## WORK TO COMPLETE
Would you find each line in the entries below with the string "title" and copy it?

BEGIN

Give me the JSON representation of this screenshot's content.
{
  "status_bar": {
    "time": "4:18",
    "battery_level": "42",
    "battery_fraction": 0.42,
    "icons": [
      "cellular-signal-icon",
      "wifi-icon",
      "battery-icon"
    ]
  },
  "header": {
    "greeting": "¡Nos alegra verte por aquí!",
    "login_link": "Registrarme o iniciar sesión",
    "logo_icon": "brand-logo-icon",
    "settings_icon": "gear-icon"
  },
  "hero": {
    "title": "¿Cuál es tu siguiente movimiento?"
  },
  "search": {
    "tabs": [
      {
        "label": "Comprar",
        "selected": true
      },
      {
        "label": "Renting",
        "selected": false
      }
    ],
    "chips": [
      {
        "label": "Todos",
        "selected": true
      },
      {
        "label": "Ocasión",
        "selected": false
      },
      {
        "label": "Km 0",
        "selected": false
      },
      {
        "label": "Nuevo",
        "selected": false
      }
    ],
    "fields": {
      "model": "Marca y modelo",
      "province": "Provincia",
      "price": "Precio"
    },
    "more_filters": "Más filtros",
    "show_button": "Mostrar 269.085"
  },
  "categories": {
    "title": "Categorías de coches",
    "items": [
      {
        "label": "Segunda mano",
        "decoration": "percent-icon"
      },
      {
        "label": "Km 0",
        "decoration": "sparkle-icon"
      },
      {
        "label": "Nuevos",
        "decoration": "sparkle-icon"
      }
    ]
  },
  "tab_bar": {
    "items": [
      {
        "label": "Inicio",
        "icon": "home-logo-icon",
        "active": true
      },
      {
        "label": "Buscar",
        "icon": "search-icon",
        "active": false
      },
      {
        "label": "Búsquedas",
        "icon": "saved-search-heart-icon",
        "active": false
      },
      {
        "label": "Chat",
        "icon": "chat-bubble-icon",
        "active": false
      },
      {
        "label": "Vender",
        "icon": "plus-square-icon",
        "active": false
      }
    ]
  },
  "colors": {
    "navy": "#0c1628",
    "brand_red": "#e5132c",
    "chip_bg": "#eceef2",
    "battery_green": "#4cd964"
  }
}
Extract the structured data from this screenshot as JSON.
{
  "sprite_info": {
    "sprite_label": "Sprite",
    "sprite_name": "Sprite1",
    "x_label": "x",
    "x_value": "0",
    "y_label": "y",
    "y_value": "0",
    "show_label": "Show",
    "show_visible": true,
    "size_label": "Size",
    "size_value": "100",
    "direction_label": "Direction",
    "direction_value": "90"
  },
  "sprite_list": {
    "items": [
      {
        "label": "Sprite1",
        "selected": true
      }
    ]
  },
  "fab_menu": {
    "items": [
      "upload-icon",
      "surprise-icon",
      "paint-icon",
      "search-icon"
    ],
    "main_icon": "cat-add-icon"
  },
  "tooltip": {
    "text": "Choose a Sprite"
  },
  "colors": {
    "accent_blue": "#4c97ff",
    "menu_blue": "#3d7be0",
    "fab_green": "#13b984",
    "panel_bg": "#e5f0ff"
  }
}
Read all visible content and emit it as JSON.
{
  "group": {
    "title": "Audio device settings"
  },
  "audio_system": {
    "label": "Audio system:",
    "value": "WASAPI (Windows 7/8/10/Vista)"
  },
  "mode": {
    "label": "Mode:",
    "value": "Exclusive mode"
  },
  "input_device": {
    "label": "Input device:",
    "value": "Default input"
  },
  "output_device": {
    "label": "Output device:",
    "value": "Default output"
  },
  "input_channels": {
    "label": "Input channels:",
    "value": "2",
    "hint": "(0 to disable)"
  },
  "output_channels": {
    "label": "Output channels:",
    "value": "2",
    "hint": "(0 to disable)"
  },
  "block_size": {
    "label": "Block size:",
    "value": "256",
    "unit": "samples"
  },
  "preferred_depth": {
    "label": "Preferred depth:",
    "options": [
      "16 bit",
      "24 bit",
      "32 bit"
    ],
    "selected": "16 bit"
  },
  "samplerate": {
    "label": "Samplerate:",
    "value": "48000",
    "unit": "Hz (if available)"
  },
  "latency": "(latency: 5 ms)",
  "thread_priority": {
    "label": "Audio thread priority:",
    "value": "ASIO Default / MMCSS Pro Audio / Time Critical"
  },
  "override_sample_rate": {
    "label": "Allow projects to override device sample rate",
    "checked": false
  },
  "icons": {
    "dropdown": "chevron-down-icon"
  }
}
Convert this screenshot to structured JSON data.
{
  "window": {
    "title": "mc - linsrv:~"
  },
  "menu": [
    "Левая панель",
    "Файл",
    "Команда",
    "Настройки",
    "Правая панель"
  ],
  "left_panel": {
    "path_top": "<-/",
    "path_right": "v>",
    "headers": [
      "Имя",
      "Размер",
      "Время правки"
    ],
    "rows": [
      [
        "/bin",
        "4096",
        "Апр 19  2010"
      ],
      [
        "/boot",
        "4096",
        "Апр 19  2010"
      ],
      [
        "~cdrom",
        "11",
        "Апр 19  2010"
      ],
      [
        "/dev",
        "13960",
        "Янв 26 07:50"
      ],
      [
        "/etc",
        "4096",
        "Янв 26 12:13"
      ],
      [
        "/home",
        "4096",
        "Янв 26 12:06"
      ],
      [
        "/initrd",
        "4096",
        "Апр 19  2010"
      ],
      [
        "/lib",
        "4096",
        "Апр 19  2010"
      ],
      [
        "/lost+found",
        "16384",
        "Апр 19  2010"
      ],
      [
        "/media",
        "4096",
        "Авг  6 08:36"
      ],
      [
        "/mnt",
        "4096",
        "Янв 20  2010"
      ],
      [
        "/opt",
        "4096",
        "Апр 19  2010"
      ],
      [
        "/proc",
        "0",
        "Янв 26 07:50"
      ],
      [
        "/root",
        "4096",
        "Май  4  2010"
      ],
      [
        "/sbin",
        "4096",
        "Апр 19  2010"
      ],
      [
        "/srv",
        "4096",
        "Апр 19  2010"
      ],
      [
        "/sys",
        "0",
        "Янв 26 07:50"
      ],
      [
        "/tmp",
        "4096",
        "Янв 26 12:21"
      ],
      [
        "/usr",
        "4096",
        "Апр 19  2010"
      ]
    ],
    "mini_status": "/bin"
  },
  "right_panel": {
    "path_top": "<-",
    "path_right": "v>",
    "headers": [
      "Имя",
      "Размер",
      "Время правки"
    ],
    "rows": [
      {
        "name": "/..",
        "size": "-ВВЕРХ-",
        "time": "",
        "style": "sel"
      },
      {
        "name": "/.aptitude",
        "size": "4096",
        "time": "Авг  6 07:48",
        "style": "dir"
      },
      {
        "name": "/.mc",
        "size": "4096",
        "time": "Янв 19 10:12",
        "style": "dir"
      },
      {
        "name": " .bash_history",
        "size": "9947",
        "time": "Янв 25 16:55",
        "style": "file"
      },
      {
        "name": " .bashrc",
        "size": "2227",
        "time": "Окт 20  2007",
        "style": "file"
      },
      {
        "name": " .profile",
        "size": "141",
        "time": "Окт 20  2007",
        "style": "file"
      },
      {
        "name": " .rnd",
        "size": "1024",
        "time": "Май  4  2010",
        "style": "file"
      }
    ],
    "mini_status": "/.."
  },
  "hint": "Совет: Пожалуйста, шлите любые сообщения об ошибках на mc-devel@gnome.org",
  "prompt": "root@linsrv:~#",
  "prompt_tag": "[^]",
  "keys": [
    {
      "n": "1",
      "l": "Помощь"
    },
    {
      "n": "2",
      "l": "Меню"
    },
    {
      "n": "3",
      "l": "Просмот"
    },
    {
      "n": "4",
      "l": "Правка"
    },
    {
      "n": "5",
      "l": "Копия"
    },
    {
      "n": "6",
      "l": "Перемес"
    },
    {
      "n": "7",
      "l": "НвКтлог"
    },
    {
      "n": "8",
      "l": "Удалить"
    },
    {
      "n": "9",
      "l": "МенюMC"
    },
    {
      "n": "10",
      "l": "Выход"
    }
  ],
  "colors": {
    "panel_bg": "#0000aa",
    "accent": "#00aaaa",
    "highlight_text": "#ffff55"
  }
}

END

## TASK OUTPUT
    "title": "¿Cuál es tu siguiente movimiento?"
    "title": "Categorías de coches",
    "title": "Audio device settings"
    "title": "mc - linsrv:~"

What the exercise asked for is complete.